In 2013, new elections were held after dissatisfaction with the budget. Netanyahu and Likud won a walking victory, but the next coalition government – despite ultra-Orthodox parties being outsourced – consisted of five parties that pulled in different directions: on the one hand, settlers and nationalists, on the other, the middle parties Yesh Atid and Hatnua, who wanted to negotiate with the Palestinians. One measure of the spirit of the times was that the national religious settler party Beit Yehudi, which wants to annex most of the West Bank, quadrupled its mandate.

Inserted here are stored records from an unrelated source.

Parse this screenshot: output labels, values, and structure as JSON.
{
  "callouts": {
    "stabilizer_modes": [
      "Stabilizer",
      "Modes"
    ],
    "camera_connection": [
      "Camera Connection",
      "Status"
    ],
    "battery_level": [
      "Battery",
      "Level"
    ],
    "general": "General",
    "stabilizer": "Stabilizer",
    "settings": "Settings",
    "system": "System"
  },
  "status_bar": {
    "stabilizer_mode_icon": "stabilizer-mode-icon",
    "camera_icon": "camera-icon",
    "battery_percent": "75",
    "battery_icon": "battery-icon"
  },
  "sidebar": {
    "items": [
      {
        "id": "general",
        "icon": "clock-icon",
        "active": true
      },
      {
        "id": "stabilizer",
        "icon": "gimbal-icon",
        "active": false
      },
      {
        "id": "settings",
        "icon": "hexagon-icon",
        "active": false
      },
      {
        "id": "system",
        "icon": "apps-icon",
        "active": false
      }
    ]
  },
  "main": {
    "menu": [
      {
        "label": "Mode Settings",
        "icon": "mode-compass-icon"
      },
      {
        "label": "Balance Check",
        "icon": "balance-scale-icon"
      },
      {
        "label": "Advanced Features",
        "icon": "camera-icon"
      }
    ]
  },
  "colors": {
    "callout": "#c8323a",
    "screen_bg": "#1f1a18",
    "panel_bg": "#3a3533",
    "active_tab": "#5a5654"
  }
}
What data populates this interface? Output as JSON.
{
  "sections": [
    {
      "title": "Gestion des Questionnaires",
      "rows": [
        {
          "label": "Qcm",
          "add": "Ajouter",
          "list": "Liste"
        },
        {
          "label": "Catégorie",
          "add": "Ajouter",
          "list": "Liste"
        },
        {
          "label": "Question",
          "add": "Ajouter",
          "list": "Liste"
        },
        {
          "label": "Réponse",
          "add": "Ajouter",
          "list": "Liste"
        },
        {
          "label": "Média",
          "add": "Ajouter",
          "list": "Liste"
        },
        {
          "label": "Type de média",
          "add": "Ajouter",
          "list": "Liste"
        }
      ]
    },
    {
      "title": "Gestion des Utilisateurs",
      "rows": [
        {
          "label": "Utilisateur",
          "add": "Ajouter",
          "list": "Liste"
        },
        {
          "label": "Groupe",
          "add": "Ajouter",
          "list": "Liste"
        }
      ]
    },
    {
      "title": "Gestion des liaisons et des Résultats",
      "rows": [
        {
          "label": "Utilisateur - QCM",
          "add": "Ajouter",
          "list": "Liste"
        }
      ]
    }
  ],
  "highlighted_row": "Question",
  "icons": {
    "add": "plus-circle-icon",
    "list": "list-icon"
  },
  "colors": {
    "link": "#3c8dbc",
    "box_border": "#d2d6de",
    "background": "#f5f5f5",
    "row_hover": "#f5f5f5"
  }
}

The economy remained a battlefield: Yesh Atid, formed by TV profile Yair Lapid, had campaigned on wallet issues, but as Finance Minister Lapid failed to give the Israelis better everyday economy. When Netanyahu then supported a bill that would establish the country’s exclusive Jewish character, Yesh Atid and Hatnua voted no, on the grounds that the law would discriminate against the country’s Arab minority. Netanyahu kicked both Lapid and Justice Minister Tipzi Livni, leader of Hatnua, and announced the 2015 election.

Likud lagged behind in opinion polls. Then Netanyahu attracted right-wing votes by stating that under his rule there would be no state of its own for the Palestinians – comparing to the position he adopted in 2009 when he supported a two-state solution on certain conditions. Netanyahu now claimed that land handed over to the Palestinians risked falling into the hands of radical Islamists. Netanyahu also promised to expand the settlements in Jerusalem so that it would be impossible to divide the city and make the eastern half the Palestinian capital.

Netanyahu openly expressed a view that has grown strongly in Israel: that Jews should populate the entire old British mandate Palestine – that is, the entire West Bank as well. The play gave dividends: a superior election victory for Likud. In 2015, Netanyahu formed a coalition since the national religious settler party Beit Yehudi joined. Other parties in the government were the ultra-Orthodox Shas and the United Torah Party and the middle party Kulanu. The coalition’s base in Parliament grew at that time when Yisrael Beiteinu also joined and the leader Avigdor Lieberman, himself a resident of the West Bank, was given the post of Minister of Defense. In important areas, the national religious and settler-friendly parties came to exert a strong influence.

Israel Modern History